Fair Market Value
Property division in California is based on fair market value of that asset. However, the asset’s depreciation will continue throughout the divorce process, making it hard to determine how much it is worth at the time of division.
The Valuation Date is Key
The date for when assets are valued is determined by the “active-passive approach.” This is a test that helps estimate the value of each asset. For active assets – those that increase or decrease over time due to a spouse’s direct involvement – the valuation is based on the date the matrimonial action was taken. Therefore, an active asset’s value at the time a divorce petition was filed would be the value that is split amongst the couple, regardless of whether or not it has changed in value by the time the divorce is finalized.
Passive assets – assets that increase or decrease due to market conditions – are valued at the date of the divorce trial. So, if the asset depreciates dramatically by the time the couple’s case is in front of the judge, they will have to base their division on the decreased value.
Determining the Value of Depreciating Assets
A family law attorney will call on the services of a forensic accountant to valuate assets and calculate any applicable depreciation. This professional can then calculate the fair division of that asset based on where the value is heading. For example, a vehicle purchased for $20,000 will depreciate at a specific rate over time. Therefore, the forensic accountant will project the depreciation up until the matrimonial action, and then come up with an estimated value for the court hearing date to determine the actual value of the asset for division.

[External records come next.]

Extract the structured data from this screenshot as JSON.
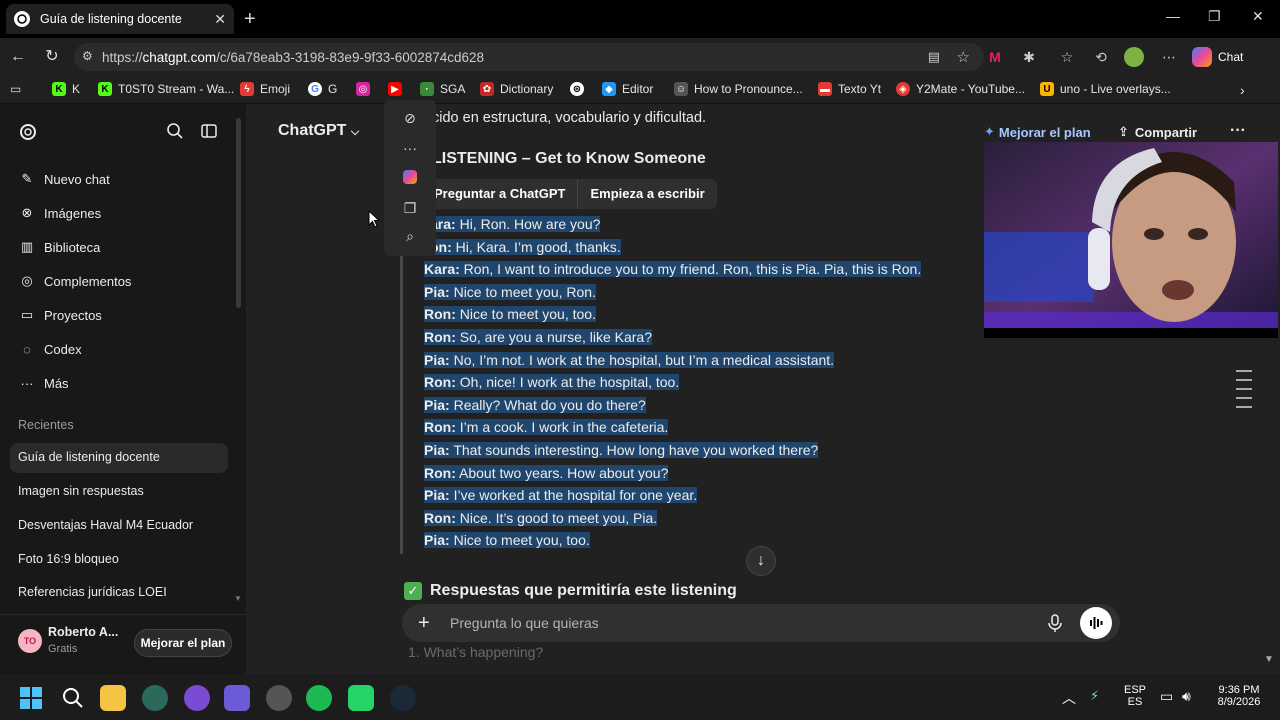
{
  "browser": {
    "tab_title": "Guía de listening docente",
    "url_prefix": "https://",
    "url_host": "chatgpt.com",
    "url_path": "/c/6a78eab3-3198-83e9-9f33-6002874cd628",
    "chat_label": "Chat"
  },
  "bookmarks": [
    {
      "label": "K",
      "icon": "kick-icon",
      "color": "#53fc18"
    },
    {
      "label": "T0ST0 Stream - Wa...",
      "icon": "kick-icon",
      "color": "#53fc18"
    },
    {
      "label": "Emoji",
      "icon": "bolt-icon",
      "color": "#e53935"
    },
    {
      "label": "G",
      "icon": "google-icon",
      "color": "#ffffff"
    },
    {
      "label": "",
      "icon": "instagram-icon",
      "color": "#d6249f"
    },
    {
      "label": "",
      "icon": "youtube-icon",
      "color": "#ff0000"
    },
    {
      "label": "SGA",
      "icon": "sga-icon",
      "color": "#3b8a3b"
    },
    {
      "label": "Dictionary",
      "icon": "dictionary-icon",
      "color": "#c62828"
    },
    {
      "label": "",
      "icon": "openai-icon",
      "color": "#ffffff"
    },
    {
      "label": "Editor",
      "icon": "editor-icon",
      "color": "#2196f3"
    },
    {
      "label": "How to Pronounce...",
      "icon": "pronounce-icon",
      "color": "#ffffff"
    },
    {
      "label": "Texto Yt",
      "icon": "texto-icon",
      "color": "#e53935"
    },
    {
      "label": "Y2Mate - YouTube...",
      "icon": "y2mate-icon",
      "color": "#e53935"
    },
    {
      "label": "uno - Live overlays...",
      "icon": "uno-icon",
      "color": "#ffb300"
    }
  ],
  "sidebar": {
    "items": [
      {
        "label": "Nuevo chat",
        "icon": "compose-icon"
      },
      {
        "label": "Imágenes",
        "icon": "images-icon"
      },
      {
        "label": "Biblioteca",
        "icon": "library-icon"
      },
      {
        "label": "Complementos",
        "icon": "plugins-icon"
      },
      {
        "label": "Proyectos",
        "icon": "folder-icon"
      },
      {
        "label": "Codex",
        "icon": "codex-icon"
      },
      {
        "label": "Más",
        "icon": "more-icon"
      }
    ],
    "recents_heading": "Recientes",
    "recents": [
      "Guía de listening docente",
      "Imagen sin respuestas",
      "Desventajas Haval M4 Ecuador",
      "Foto 16:9 bloqueo",
      "Referencias jurídicas LOEI"
    ],
    "user_initials": "TO",
    "user_name": "Roberto A...",
    "user_plan": "Gratis",
    "upgrade_label": "Mejorar el plan"
  },
  "header": {
    "model": "ChatGPT",
    "upgrade": "Mejorar el plan",
    "share": "Compartir"
  },
  "content": {
    "top_line": "cido en estructura, vocabulario y dificultad.",
    "heading": "LISTENING – Get to Know Someone",
    "ask_button": "Preguntar a ChatGPT",
    "write_button": "Empieza a escribir",
    "dialogue": [
      {
        "speaker": "ara:",
        "text": " Hi, Ron. How are you?"
      },
      {
        "speaker": "on:",
        "text": " Hi, Kara. I’m good, thanks."
      },
      {
        "speaker": "Kara:",
        "text": " Ron, I want to introduce you to my friend. Ron, this is Pia. Pia, this is Ron."
      },
      {
        "speaker": "Pia:",
        "text": " Nice to meet you, Ron."
      },
      {
        "speaker": "Ron:",
        "text": " Nice to meet you, too."
      },
      {
        "speaker": "Ron:",
        "text": " So, are you a nurse, like Kara?"
      },
      {
        "speaker": "Pia:",
        "text": " No, I’m not. I work at the hospital, but I’m a medical assistant."
      },
      {
        "speaker": "Ron:",
        "text": " Oh, nice! I work at the hospital, too."
      },
      {
        "speaker": "Pia:",
        "text": " Really? What do you do there?"
      },
      {
        "speaker": "Ron:",
        "text": " I’m a cook. I work in the cafeteria."
      },
      {
        "speaker": "Pia:",
        "text": " That sounds interesting. How long have you worked there?"
      },
      {
        "speaker": "Ron:",
        "text": " About two years. How about you?"
      },
      {
        "speaker": "Pia:",
        "text": " I’ve worked at the hospital for one year."
      },
      {
        "speaker": "Ron:",
        "text": " Nice. It’s good to meet you, Pia."
      },
      {
        "speaker": "Pia:",
        "text": " Nice to meet you, too."
      }
    ],
    "section_heading": "Respuestas que permitiría este listening",
    "underlay_text": "1.  What’s happening?"
  },
  "composer": {
    "placeholder": "Pregunta lo que quieras"
  },
  "taskbar": {
    "lang_top": "ESP",
    "lang_bottom": "ES",
    "time": "9:36 PM",
    "date": "8/9/2026"
  }
}
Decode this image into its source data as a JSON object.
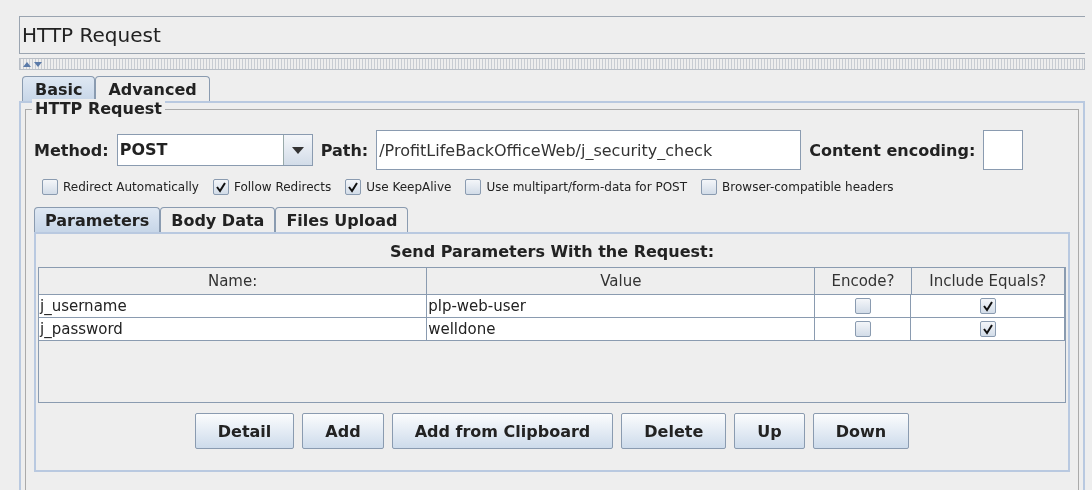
{
  "title": "HTTP Request",
  "tabs": [
    {
      "label": "Basic",
      "selected": true
    },
    {
      "label": "Advanced",
      "selected": false
    }
  ],
  "group_title": "HTTP Request",
  "method": {
    "label": "Method:",
    "value": "POST"
  },
  "path": {
    "label": "Path:",
    "value": "/ProfitLifeBackOfficeWeb/j_security_check"
  },
  "content_encoding": {
    "label": "Content encoding:"
  },
  "options": [
    {
      "label": "Redirect Automatically",
      "checked": false
    },
    {
      "label": "Follow Redirects",
      "checked": true
    },
    {
      "label": "Use KeepAlive",
      "checked": true
    },
    {
      "label": "Use multipart/form-data for POST",
      "checked": false
    },
    {
      "label": "Browser-compatible headers",
      "checked": false
    }
  ],
  "sub_tabs": [
    {
      "label": "Parameters",
      "selected": true
    },
    {
      "label": "Body Data",
      "selected": false
    },
    {
      "label": "Files Upload",
      "selected": false
    }
  ],
  "table": {
    "caption": "Send Parameters With the Request:",
    "columns": [
      "Name:",
      "Value",
      "Encode?",
      "Include Equals?"
    ],
    "rows": [
      {
        "name": "j_username",
        "value": "plp-web-user",
        "encode": false,
        "include_equals": true
      },
      {
        "name": "j_password",
        "value": "welldone",
        "encode": false,
        "include_equals": true
      }
    ]
  },
  "buttons": [
    "Detail",
    "Add",
    "Add from Clipboard",
    "Delete",
    "Up",
    "Down"
  ]
}
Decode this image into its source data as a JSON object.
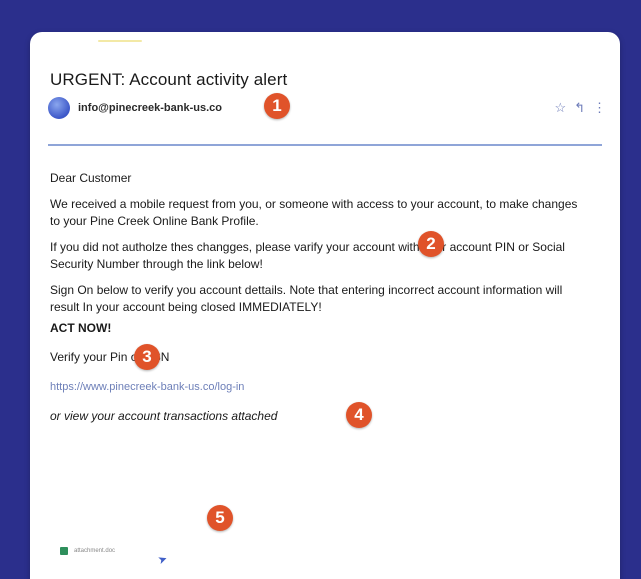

It is imperative that you hire a family law attorney for depreciating assets. Not having the depreciation of your assets adequately calculate could result in an asset being split based on the original purchase price or market value – without depreciation being taken into account. Therefore, the split may not be as accurate or fair as the courts assume. Also, your family law attorney may advise you to sell quickly-depreciating assets to preserve their value for distribution.
Do You Have Questions About Depreciating Assets? Contact Sarieh Law Offices Today
Asset division in a divorce is one of the most complex legal processes. The divorce attorneys at Sarieh Law Offices can help you explore your options, estimate depreciating value, and advise you as to how you should handle depreciating assets so that you can preserve your equitable share as much as possible. Call us today for a free, 30-minute consultation at 714-542-6200 or fill out an online contact form.